Schrodinger developed his famous boxed-cat thought experiment in order to point out the absurdity of some of the ideas floating around the new field of quantum mechanics. Some were positing that subatomic particles must exist in all possible states at once and remain that way until the instant they're observed. He tied the viability of a cat to the state of a radioactive atom and suggested, chuckling to himself, that the cat must be alive and dead at the same time and wouldn't resolve one way or the other until someone opened the box and had a peek. Which is silly. It could just have a little kidney infection. Even Schrodinger thought this was silly with regard to cats. The problem is that some things that are very, very, very small don't act according to Newton's laws. Not cats. Kittens, maybe.
It doesn't have anything to do with physics, but I've always subscribed to the notion that unobserved things might not even exist. One doesn't want to go about sticking one's head in the sand--even ostriches don't do that--but I no longer feel an obligation to be aware of every last crappy thing that happens in the world. In the course of a life there's enough crappiness to go around and I don't think I need to be exposed to all of it. With that in mind I'm putting off a trip to our cabin.
|Trunks of two of the three trees that aimed at the cabin|

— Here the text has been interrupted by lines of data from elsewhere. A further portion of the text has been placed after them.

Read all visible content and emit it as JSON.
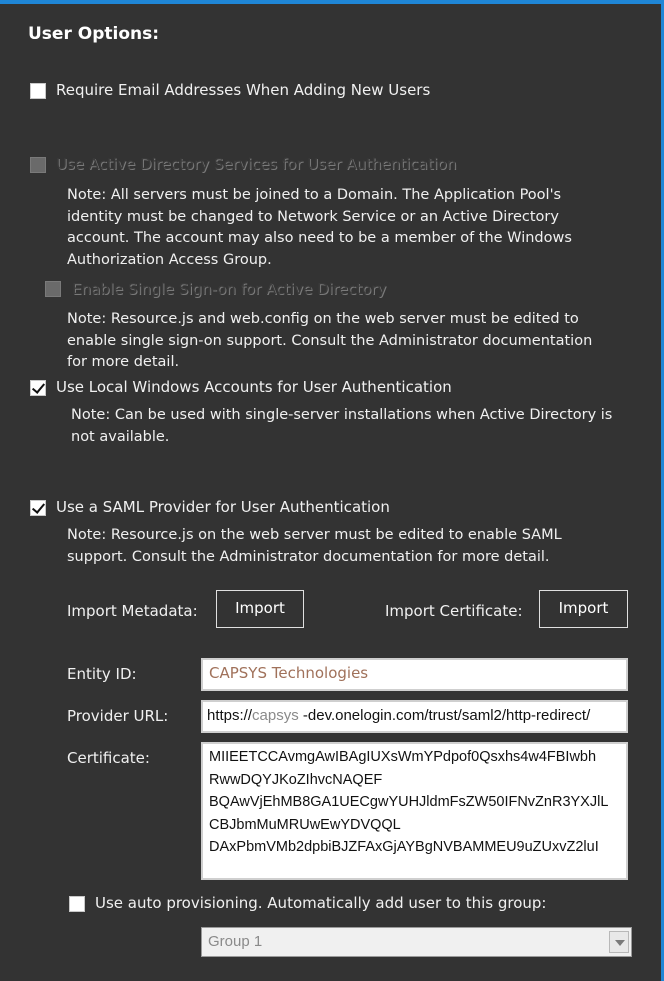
{
  "title": "User Options:",
  "options": {
    "require_email": {
      "label": "Require Email Addresses When Adding New Users",
      "checked": false
    },
    "active_directory": {
      "label": "Use Active Directory Services for User Authentication",
      "checked": false,
      "enabled": false,
      "note_lines": [
        "Note:  All servers must be joined to a Domain.  The Application Pool's",
        "identity must be changed to Network Service or an Active Directory",
        "account.  The account may also need to be a member of the Windows",
        "Authorization Access Group."
      ]
    },
    "sso": {
      "label": "Enable Single Sign-on for Active Directory",
      "checked": false,
      "enabled": false,
      "note_lines": [
        "Note:  Resource.js and web.config on the web server must be edited to",
        "enable single sign-on support.  Consult the Administrator documentation",
        "for more detail."
      ]
    },
    "local_windows": {
      "label": "Use Local Windows Accounts for User Authentication",
      "checked": true,
      "note_lines": [
        "Note:  Can be used with single-server installations when Active Directory is",
        "not available."
      ]
    },
    "saml": {
      "label": "Use a SAML Provider for User Authentication",
      "checked": true,
      "note_lines": [
        "Note:  Resource.js on the web server must be edited to enable SAML",
        "support.  Consult the Administrator documentation for more detail."
      ]
    }
  },
  "saml_config": {
    "import_metadata_label": "Import Metadata:",
    "import_metadata_button": "Import",
    "import_certificate_label": "Import Certificate:",
    "import_certificate_button": "Import",
    "entity_id_label": "Entity ID:",
    "entity_id_value": "CAPSYS Technologies",
    "provider_url_label": "Provider URL:",
    "provider_url_prefix": "https://",
    "provider_url_highlight": "capsys",
    "provider_url_rest": " -dev.onelogin.com/trust/saml2/http-redirect/",
    "certificate_label": "Certificate:",
    "certificate_lines": [
      "MIIEETCCAvmgAwIBAgIUXsWmYPdpof0Qsxhs4w4FBIwbh",
      "RwwDQYJKoZIhvcNAQEF",
      "BQAwVjEhMB8GA1UECgwYUHJldmFsZW50IFNvZnR3YXJlL",
      "CBJbmMuMRUwEwYDVQQL",
      "DAxPbmVMb2dpbiBJZFAxGjAYBgNVBAMMEU9uZUxvZ2luI"
    ]
  },
  "auto_provisioning": {
    "label": "Use auto provisioning.  Automatically add user to this group:",
    "checked": false,
    "group_selected": "Group 1"
  },
  "colors": {
    "background": "#333333",
    "accent": "#1f86d6",
    "entity_text": "#a0715a"
  }
}
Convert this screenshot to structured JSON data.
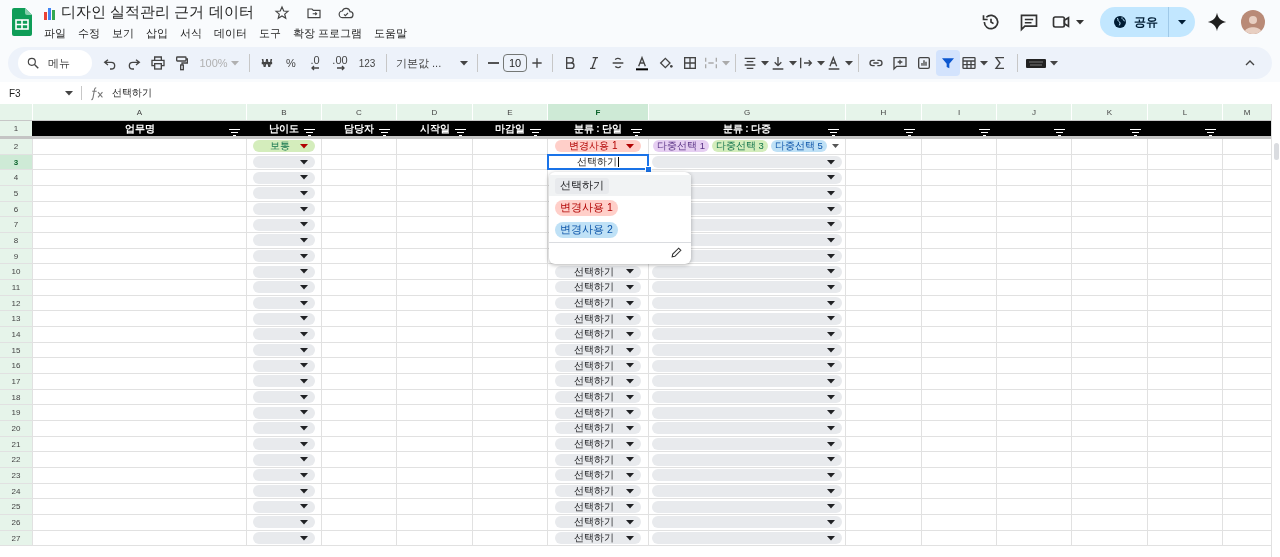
{
  "document": {
    "title": "디자인 실적관리 근거 데이터",
    "menus": [
      "파일",
      "수정",
      "보기",
      "삽입",
      "서식",
      "데이터",
      "도구",
      "확장 프로그램",
      "도움말"
    ],
    "share": "공유"
  },
  "toolbar": {
    "search_placeholder": "메뉴",
    "zoom": "100%",
    "currency": "₩",
    "percent": "%",
    "decimal_decrease": ".0",
    "decimal_increase": ".00",
    "number_format": "123",
    "font": "기본값 ...",
    "font_size": "10",
    "filter_active": true
  },
  "formula_bar": {
    "cell": "F3",
    "value": "선택하기"
  },
  "sheet": {
    "columns": [
      {
        "letter": "A",
        "selected": false
      },
      {
        "letter": "B",
        "selected": false
      },
      {
        "letter": "C",
        "selected": false
      },
      {
        "letter": "D",
        "selected": false
      },
      {
        "letter": "E",
        "selected": false
      },
      {
        "letter": "F",
        "selected": true
      },
      {
        "letter": "G",
        "selected": false
      },
      {
        "letter": "H",
        "selected": false
      },
      {
        "letter": "I",
        "selected": false
      },
      {
        "letter": "J",
        "selected": false
      },
      {
        "letter": "K",
        "selected": false
      },
      {
        "letter": "L",
        "selected": false
      },
      {
        "letter": "M",
        "selected": false
      }
    ],
    "header_row": {
      "number": "1",
      "cells": [
        {
          "label": "업무명",
          "filter": true
        },
        {
          "label": "난이도",
          "filter": true
        },
        {
          "label": "담당자",
          "filter": true
        },
        {
          "label": "시작일",
          "filter": true
        },
        {
          "label": "마감일",
          "filter": true
        },
        {
          "label": "분류 : 단일",
          "filter": true
        },
        {
          "label": "분류 : 다중",
          "filter": true
        },
        {
          "filter": true
        },
        {
          "filter": true
        },
        {
          "filter": true
        },
        {
          "filter": true
        },
        {
          "filter": true
        },
        {
          "filter": false
        }
      ]
    },
    "rows": [
      {
        "number": "2",
        "selected": false,
        "difficulty": {
          "kind": "chip",
          "text": "보통",
          "color": "#d4edbc"
        },
        "category": {
          "kind": "chip",
          "text": "변경사용 1",
          "color": "#ffcfc9"
        },
        "multi": {
          "kind": "chips",
          "chips": [
            {
              "text": "다중선택 1",
              "color": "#e6cff2"
            },
            {
              "text": "다중선택 3",
              "color": "#d4edbc"
            },
            {
              "text": "다중선택 5",
              "color": "#bfe1f6"
            }
          ]
        }
      },
      {
        "number": "3",
        "selected": true,
        "difficulty": {
          "kind": "empty"
        },
        "category": {
          "kind": "editing",
          "text": "선택하기"
        },
        "multi": {
          "kind": "empty"
        }
      },
      {
        "number": "4",
        "selected": false,
        "difficulty": {
          "kind": "empty"
        },
        "multi": {
          "kind": "empty"
        }
      },
      {
        "number": "5",
        "selected": false,
        "difficulty": {
          "kind": "empty"
        },
        "multi": {
          "kind": "empty"
        }
      },
      {
        "number": "6",
        "selected": false,
        "difficulty": {
          "kind": "empty"
        },
        "multi": {
          "kind": "empty"
        }
      },
      {
        "number": "7",
        "selected": false,
        "difficulty": {
          "kind": "empty"
        },
        "multi": {
          "kind": "empty"
        }
      },
      {
        "number": "8",
        "selected": false,
        "difficulty": {
          "kind": "empty"
        },
        "multi": {
          "kind": "empty"
        }
      },
      {
        "number": "9",
        "selected": false,
        "difficulty": {
          "kind": "empty"
        },
        "multi": {
          "kind": "empty"
        }
      },
      {
        "number": "10",
        "selected": false,
        "difficulty": {
          "kind": "empty"
        },
        "category": {
          "kind": "chip",
          "text": "선택하기"
        },
        "multi": {
          "kind": "empty"
        }
      },
      {
        "number": "11",
        "selected": false,
        "difficulty": {
          "kind": "empty"
        },
        "category": {
          "kind": "chip",
          "text": "선택하기"
        },
        "multi": {
          "kind": "empty"
        }
      },
      {
        "number": "12",
        "selected": false,
        "difficulty": {
          "kind": "empty"
        },
        "category": {
          "kind": "chip",
          "text": "선택하기"
        },
        "multi": {
          "kind": "empty"
        }
      },
      {
        "number": "13",
        "selected": false,
        "difficulty": {
          "kind": "empty"
        },
        "category": {
          "kind": "chip",
          "text": "선택하기"
        },
        "multi": {
          "kind": "empty"
        }
      },
      {
        "number": "14",
        "selected": false,
        "difficulty": {
          "kind": "empty"
        },
        "category": {
          "kind": "chip",
          "text": "선택하기"
        },
        "multi": {
          "kind": "empty"
        }
      },
      {
        "number": "15",
        "selected": false,
        "difficulty": {
          "kind": "empty"
        },
        "category": {
          "kind": "chip",
          "text": "선택하기"
        },
        "multi": {
          "kind": "empty"
        }
      },
      {
        "number": "16",
        "selected": false,
        "difficulty": {
          "kind": "empty"
        },
        "category": {
          "kind": "chip",
          "text": "선택하기"
        },
        "multi": {
          "kind": "empty"
        }
      },
      {
        "number": "17",
        "selected": false,
        "difficulty": {
          "kind": "empty"
        },
        "category": {
          "kind": "chip",
          "text": "선택하기"
        },
        "multi": {
          "kind": "empty"
        }
      },
      {
        "number": "18",
        "selected": false,
        "difficulty": {
          "kind": "empty"
        },
        "category": {
          "kind": "chip",
          "text": "선택하기"
        },
        "multi": {
          "kind": "empty"
        }
      },
      {
        "number": "19",
        "selected": false,
        "difficulty": {
          "kind": "empty"
        },
        "category": {
          "kind": "chip",
          "text": "선택하기"
        },
        "multi": {
          "kind": "empty"
        }
      },
      {
        "number": "20",
        "selected": false,
        "difficulty": {
          "kind": "empty"
        },
        "category": {
          "kind": "chip",
          "text": "선택하기"
        },
        "multi": {
          "kind": "empty"
        }
      },
      {
        "number": "21",
        "selected": false,
        "difficulty": {
          "kind": "empty"
        },
        "category": {
          "kind": "chip",
          "text": "선택하기"
        },
        "multi": {
          "kind": "empty"
        }
      },
      {
        "number": "22",
        "selected": false,
        "difficulty": {
          "kind": "empty"
        },
        "category": {
          "kind": "chip",
          "text": "선택하기"
        },
        "multi": {
          "kind": "empty"
        }
      },
      {
        "number": "23",
        "selected": false,
        "difficulty": {
          "kind": "empty"
        },
        "category": {
          "kind": "chip",
          "text": "선택하기"
        },
        "multi": {
          "kind": "empty"
        }
      },
      {
        "number": "24",
        "selected": false,
        "difficulty": {
          "kind": "empty"
        },
        "category": {
          "kind": "chip",
          "text": "선택하기"
        },
        "multi": {
          "kind": "empty"
        }
      },
      {
        "number": "25",
        "selected": false,
        "difficulty": {
          "kind": "empty"
        },
        "category": {
          "kind": "chip",
          "text": "선택하기"
        },
        "multi": {
          "kind": "empty"
        }
      },
      {
        "number": "26",
        "selected": false,
        "difficulty": {
          "kind": "empty"
        },
        "category": {
          "kind": "chip",
          "text": "선택하기"
        },
        "multi": {
          "kind": "empty"
        }
      },
      {
        "number": "27",
        "selected": false,
        "difficulty": {
          "kind": "empty"
        },
        "category": {
          "kind": "chip",
          "text": "선택하기"
        },
        "multi": {
          "kind": "empty"
        }
      }
    ],
    "dropdown": {
      "options": [
        {
          "text": "선택하기",
          "color": "#e8eaed",
          "selected": true
        },
        {
          "text": "변경사용 1",
          "color": "#ffcfc9",
          "selected": false
        },
        {
          "text": "변경사용 2",
          "color": "#bfe1f6",
          "selected": false
        }
      ]
    }
  }
}
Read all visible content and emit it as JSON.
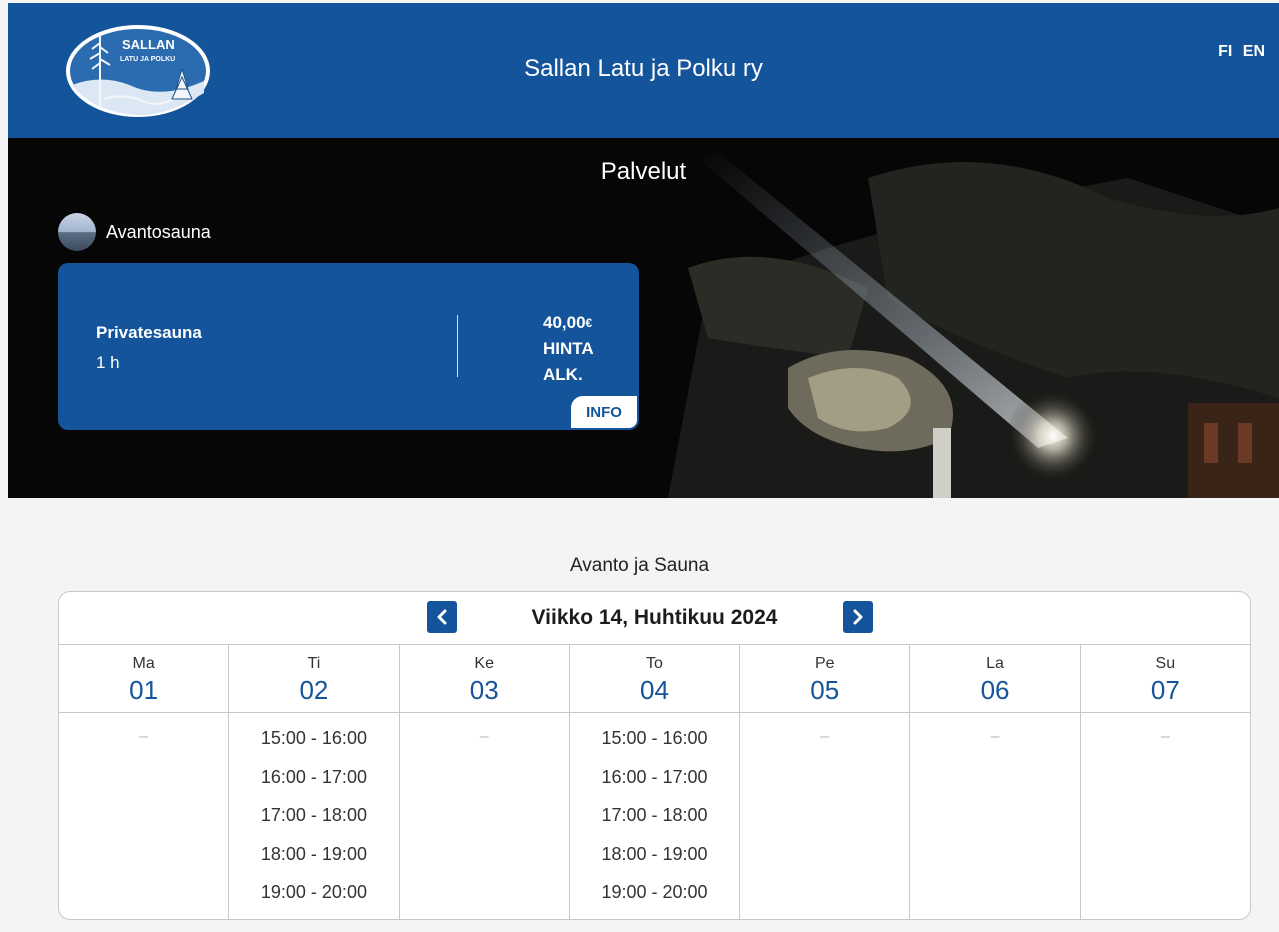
{
  "header": {
    "title": "Sallan Latu ja Polku ry",
    "logo_text_main": "SALLAN",
    "logo_text_sub": "LATU JA POLKU",
    "languages": [
      "FI",
      "EN"
    ]
  },
  "hero": {
    "title": "Palvelut",
    "service_name": "Avantosauna",
    "card": {
      "name": "Privatesauna",
      "duration": "1 h",
      "price": "40,00",
      "currency": "€",
      "price_label_1": "HINTA",
      "price_label_2": "ALK.",
      "info_label": "INFO"
    }
  },
  "calendar": {
    "section_title": "Avanto ja Sauna",
    "week_label": "Viikko 14, Huhtikuu 2024",
    "empty_marker": "–",
    "days": [
      {
        "name": "Ma",
        "num": "01",
        "slots": []
      },
      {
        "name": "Ti",
        "num": "02",
        "slots": [
          "15:00 - 16:00",
          "16:00 - 17:00",
          "17:00 - 18:00",
          "18:00 - 19:00",
          "19:00 - 20:00"
        ]
      },
      {
        "name": "Ke",
        "num": "03",
        "slots": []
      },
      {
        "name": "To",
        "num": "04",
        "slots": [
          "15:00 - 16:00",
          "16:00 - 17:00",
          "17:00 - 18:00",
          "18:00 - 19:00",
          "19:00 - 20:00"
        ]
      },
      {
        "name": "Pe",
        "num": "05",
        "slots": []
      },
      {
        "name": "La",
        "num": "06",
        "slots": []
      },
      {
        "name": "Su",
        "num": "07",
        "slots": []
      }
    ]
  },
  "colors": {
    "primary": "#14549a",
    "background": "#f4f4f4"
  }
}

This is such a likely scenario, in fact, that we pack up and leave when it's been wet and gets real windy around there. One time three massive Douglas firs came down right alongside the cabin and just nicked the fascia board on the corner. They were stacked up like cordwood on what used to be our deck. If I had been inside at the time they came down, the authorities would have found me stone dead in a puddle of pee.